There’s birch in it, ivy –
there’s lemon and lime –
and oceans and icebergs –
and olives and pine –
And the lady beneath the shimmering screen
bears the soul of the earth in the secret of green!
In the gold of her hair
and the blue of her eyes,
in the lines of her limbs
and the flow of her voice
there’s the glow of the sun and the snow of the moon:
a creature of night and a creature of noon.

Christina Egan © 2009


Im grasgrünen Kleid

Ich stehe am Fenster und schaue hinaus,
und niemand bemerkt mein bescheidenes Haus,
und niemand bemerkt mein grasgrünes Kleid,
und niemand bedauert mein aschgraues Leid.

Die Dämmerung wogt, und es rauscht der Verkehr.
Ich stehe und schaue. Und niemand schaut her.
Zuletzt ist es still, und es rauscht nur die Zeit.
Ich weine allein in mein grasgrünes Kleid.

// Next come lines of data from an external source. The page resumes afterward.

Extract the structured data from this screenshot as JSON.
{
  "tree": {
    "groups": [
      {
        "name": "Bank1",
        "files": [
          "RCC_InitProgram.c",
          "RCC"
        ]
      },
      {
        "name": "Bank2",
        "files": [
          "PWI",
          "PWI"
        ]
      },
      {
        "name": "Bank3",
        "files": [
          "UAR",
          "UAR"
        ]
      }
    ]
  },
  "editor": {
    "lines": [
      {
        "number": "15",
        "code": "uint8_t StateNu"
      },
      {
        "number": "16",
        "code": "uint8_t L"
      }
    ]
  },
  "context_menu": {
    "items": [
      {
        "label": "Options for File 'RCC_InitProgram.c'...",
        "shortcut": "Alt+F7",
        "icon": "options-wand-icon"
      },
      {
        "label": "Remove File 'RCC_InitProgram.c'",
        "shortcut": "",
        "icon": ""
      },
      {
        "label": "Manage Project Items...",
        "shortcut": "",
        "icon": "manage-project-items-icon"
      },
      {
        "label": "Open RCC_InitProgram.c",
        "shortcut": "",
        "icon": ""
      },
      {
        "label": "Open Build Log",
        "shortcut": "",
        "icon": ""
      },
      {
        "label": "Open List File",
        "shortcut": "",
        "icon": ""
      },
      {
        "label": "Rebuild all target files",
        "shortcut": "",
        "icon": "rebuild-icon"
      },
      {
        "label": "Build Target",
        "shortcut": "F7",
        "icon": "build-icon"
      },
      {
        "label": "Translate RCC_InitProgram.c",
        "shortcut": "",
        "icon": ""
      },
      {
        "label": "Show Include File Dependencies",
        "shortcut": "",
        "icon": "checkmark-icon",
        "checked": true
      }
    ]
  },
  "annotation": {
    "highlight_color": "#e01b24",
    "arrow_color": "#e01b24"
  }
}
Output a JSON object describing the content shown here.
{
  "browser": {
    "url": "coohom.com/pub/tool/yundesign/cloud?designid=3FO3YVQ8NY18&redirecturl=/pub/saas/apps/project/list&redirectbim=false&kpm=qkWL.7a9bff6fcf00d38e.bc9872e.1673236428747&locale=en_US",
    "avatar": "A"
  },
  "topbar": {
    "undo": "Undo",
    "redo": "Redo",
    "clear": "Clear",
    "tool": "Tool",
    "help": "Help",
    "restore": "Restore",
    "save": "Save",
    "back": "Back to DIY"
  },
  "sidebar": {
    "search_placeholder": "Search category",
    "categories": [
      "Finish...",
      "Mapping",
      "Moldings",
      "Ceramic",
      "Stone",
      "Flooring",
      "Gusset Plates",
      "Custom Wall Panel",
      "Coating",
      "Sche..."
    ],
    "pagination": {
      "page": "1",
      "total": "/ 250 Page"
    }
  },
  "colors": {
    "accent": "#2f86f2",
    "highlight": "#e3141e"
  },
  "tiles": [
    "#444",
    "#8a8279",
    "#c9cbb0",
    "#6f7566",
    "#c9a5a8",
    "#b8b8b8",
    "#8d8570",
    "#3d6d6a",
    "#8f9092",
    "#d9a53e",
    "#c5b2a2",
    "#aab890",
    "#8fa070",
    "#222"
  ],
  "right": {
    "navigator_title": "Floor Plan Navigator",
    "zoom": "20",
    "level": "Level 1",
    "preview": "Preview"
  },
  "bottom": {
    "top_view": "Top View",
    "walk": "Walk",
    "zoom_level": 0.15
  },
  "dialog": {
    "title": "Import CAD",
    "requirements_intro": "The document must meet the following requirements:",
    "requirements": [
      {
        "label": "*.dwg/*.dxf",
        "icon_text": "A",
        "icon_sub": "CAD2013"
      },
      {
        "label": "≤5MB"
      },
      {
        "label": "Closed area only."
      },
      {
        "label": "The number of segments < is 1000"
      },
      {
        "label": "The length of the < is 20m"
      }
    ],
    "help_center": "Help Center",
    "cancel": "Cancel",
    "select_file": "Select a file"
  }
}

Und einst werd ich fort sein und einst sogar tot,
und nur dieses Liedlein bezeugt meine Not:
Mein Kleid wie der Sommer, mein Haar wie der Herbst,
mein Leben, das niemand als du, Leser, erbst.

Christina Egan © 2016

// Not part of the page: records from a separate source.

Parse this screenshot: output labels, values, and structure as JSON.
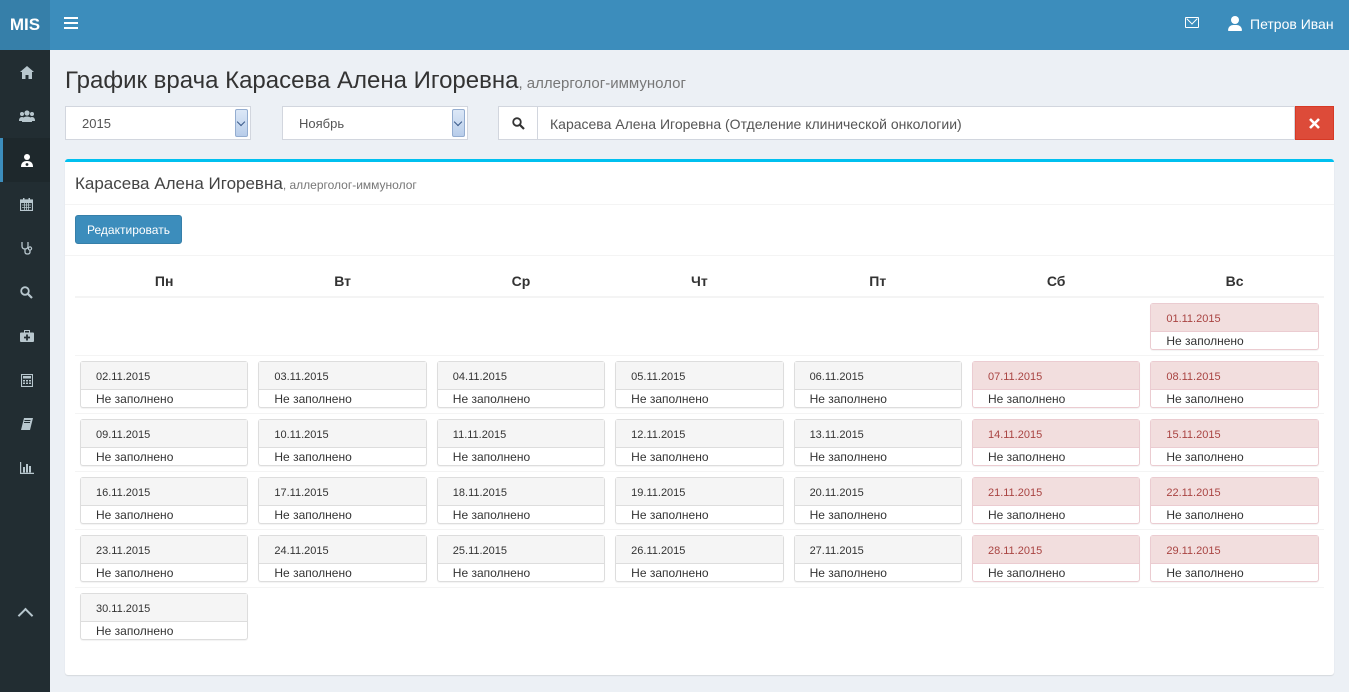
{
  "app": {
    "logo": "MIS"
  },
  "header": {
    "menu_icon": "bars-icon",
    "mail_icon": "envelope-icon",
    "user_name": "Петров Иван"
  },
  "sidebar": {
    "items": [
      {
        "icon": "home-icon"
      },
      {
        "icon": "users-icon"
      },
      {
        "icon": "user-md-icon",
        "active": true
      },
      {
        "icon": "calendar-icon"
      },
      {
        "icon": "stethoscope-icon"
      },
      {
        "icon": "search-icon"
      },
      {
        "icon": "medkit-icon"
      },
      {
        "icon": "calculator-icon"
      },
      {
        "icon": "book-icon"
      },
      {
        "icon": "bar-chart-icon"
      }
    ],
    "collapse_icon": "chevron-up-icon"
  },
  "page": {
    "title": "График врача Карасева Алена Игоревна",
    "subtitle": ", аллерголог-иммунолог"
  },
  "filters": {
    "year": "2015",
    "month": "Ноябрь",
    "doctor": "Карасева Алена Игоревна (Отделение клинической онкологии)"
  },
  "box": {
    "doctor_name": "Карасева Алена Игоревна",
    "specialty": ", аллерголог-иммунолог",
    "edit_label": "Редактировать"
  },
  "calendar": {
    "weekdays": [
      "Пн",
      "Вт",
      "Ср",
      "Чт",
      "Пт",
      "Сб",
      "Вс"
    ],
    "weeks": [
      [
        null,
        null,
        null,
        null,
        null,
        null,
        {
          "date": "01.11.2015",
          "status": "Не заполнено"
        }
      ],
      [
        {
          "date": "02.11.2015",
          "status": "Не заполнено"
        },
        {
          "date": "03.11.2015",
          "status": "Не заполнено"
        },
        {
          "date": "04.11.2015",
          "status": "Не заполнено"
        },
        {
          "date": "05.11.2015",
          "status": "Не заполнено"
        },
        {
          "date": "06.11.2015",
          "status": "Не заполнено"
        },
        {
          "date": "07.11.2015",
          "status": "Не заполнено"
        },
        {
          "date": "08.11.2015",
          "status": "Не заполнено"
        }
      ],
      [
        {
          "date": "09.11.2015",
          "status": "Не заполнено"
        },
        {
          "date": "10.11.2015",
          "status": "Не заполнено"
        },
        {
          "date": "11.11.2015",
          "status": "Не заполнено"
        },
        {
          "date": "12.11.2015",
          "status": "Не заполнено"
        },
        {
          "date": "13.11.2015",
          "status": "Не заполнено"
        },
        {
          "date": "14.11.2015",
          "status": "Не заполнено"
        },
        {
          "date": "15.11.2015",
          "status": "Не заполнено"
        }
      ],
      [
        {
          "date": "16.11.2015",
          "status": "Не заполнено"
        },
        {
          "date": "17.11.2015",
          "status": "Не заполнено"
        },
        {
          "date": "18.11.2015",
          "status": "Не заполнено"
        },
        {
          "date": "19.11.2015",
          "status": "Не заполнено"
        },
        {
          "date": "20.11.2015",
          "status": "Не заполнено"
        },
        {
          "date": "21.11.2015",
          "status": "Не заполнено"
        },
        {
          "date": "22.11.2015",
          "status": "Не заполнено"
        }
      ],
      [
        {
          "date": "23.11.2015",
          "status": "Не заполнено"
        },
        {
          "date": "24.11.2015",
          "status": "Не заполнено"
        },
        {
          "date": "25.11.2015",
          "status": "Не заполнено"
        },
        {
          "date": "26.11.2015",
          "status": "Не заполнено"
        },
        {
          "date": "27.11.2015",
          "status": "Не заполнено"
        },
        {
          "date": "28.11.2015",
          "status": "Не заполнено"
        },
        {
          "date": "29.11.2015",
          "status": "Не заполнено"
        }
      ],
      [
        {
          "date": "30.11.2015",
          "status": "Не заполнено"
        },
        null,
        null,
        null,
        null,
        null,
        null
      ]
    ]
  },
  "colors": {
    "topbar": "#3c8dbc",
    "sidebar": "#222d32",
    "accent": "#00c0ef",
    "danger": "#dd4b39",
    "weekend": "#f2dede"
  }
}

The woman in the green dress stands for life, fertility, plenty, joy — like the Green Man or Green Woman of ancient pagan traditions, I suppose…

The Tea Turned Cold – IV

Please note the fourth part of an essay at POLITICS .

The Tea Turned Cold in the Cup,

or, Why Women’s Work is No Work

IV.

Imagine that in times of austerity, companies and organisations started sending out new job descriptions, proposing that everyone could keep their job if they agreed to do some additional unpaid work.

Since there were no funds any more for cleaning and catering nor for gardening, all staff would have to hoover offices and clean bathrooms, buy and prepare lunches and snacks, serve coffees and wash up, mow lawns and water flower-beds.

The schedules, we would be assured, would be very flexible, so that everyone could to a great extent choose at what hours to carry out these extra duties or whether to come in on Saturdays or Sundays. No one should be worried about their prospects because they would be kept on if they had to change their working patterns or go down on their hours.

There would be no law passed about this; it would be a general consensus of an enlightened society.

Read more here.

Corner of garden with flowers and climbers, spade and trowel.Garden planted from scratch. Photograph: Christina Egan © 2013.

The Tea Turned Cold – III

Please note the third part of an essay at POLITICS .

The Tea Turned Cold in the Cup,

or, Why Women’s Work is No Work

III.

The notion that women are paid less although they work as much and as hard is erroneous: women are paid less although they work more and harder than men. In fact, women are paid less because they work more than men.

If you take into account that women spend much of their time and energy on domestic chores, it stands to reason that they have less space left for their education, training, development, paid and unpaid work, and are less likely to be promoted.

You wonder why someone devotes an essay to something as humble as cleaning toilets or filling washing-machines, and why this should be a political issue. Well, it is a question of principle but also a question of scale.

If you work out that a woman’s additional labour – by comparison to the life partner or other male peers – may well amount to 1,000 hours per year, you reach the figure of 10,000 hours rather soon across a lifetime. This is supposedly sufficient to become a veritable expert or great artist; and this is cut out of women’s lives, with no one noticing a hole as big as the Bermuda Triangle.

Read more here.

 

Line of washing outdoors, very colourful, above greenery and flower-pot.Photograph: Christina Egan © 2013.

The Tea Turned Cold – II

Please note the second part of an essay at POLITICS:

The Tea Turned Cold in the Cup,

or, Why Women’s Work is No Work

II.

When a woman cooks a nourishing meal from scratch for her family and afterwards wipes the table and counters, scrubs the sink, rinses and washes all the crockery and cutlery, all the spoons and utensils, and the casserole or baking-tray, will she say: “Well, washing up is as much work again as cooking”?

No, she will say: “I do it by hand. It’s only four plates.” And she will say it with a shrug of her shoulders and a throwaway tone.

Read more here.

Two round cakes from above, with cherries in patterns.

Home-made millet and cherry cakes. Photograph: Christina Egan © 2016.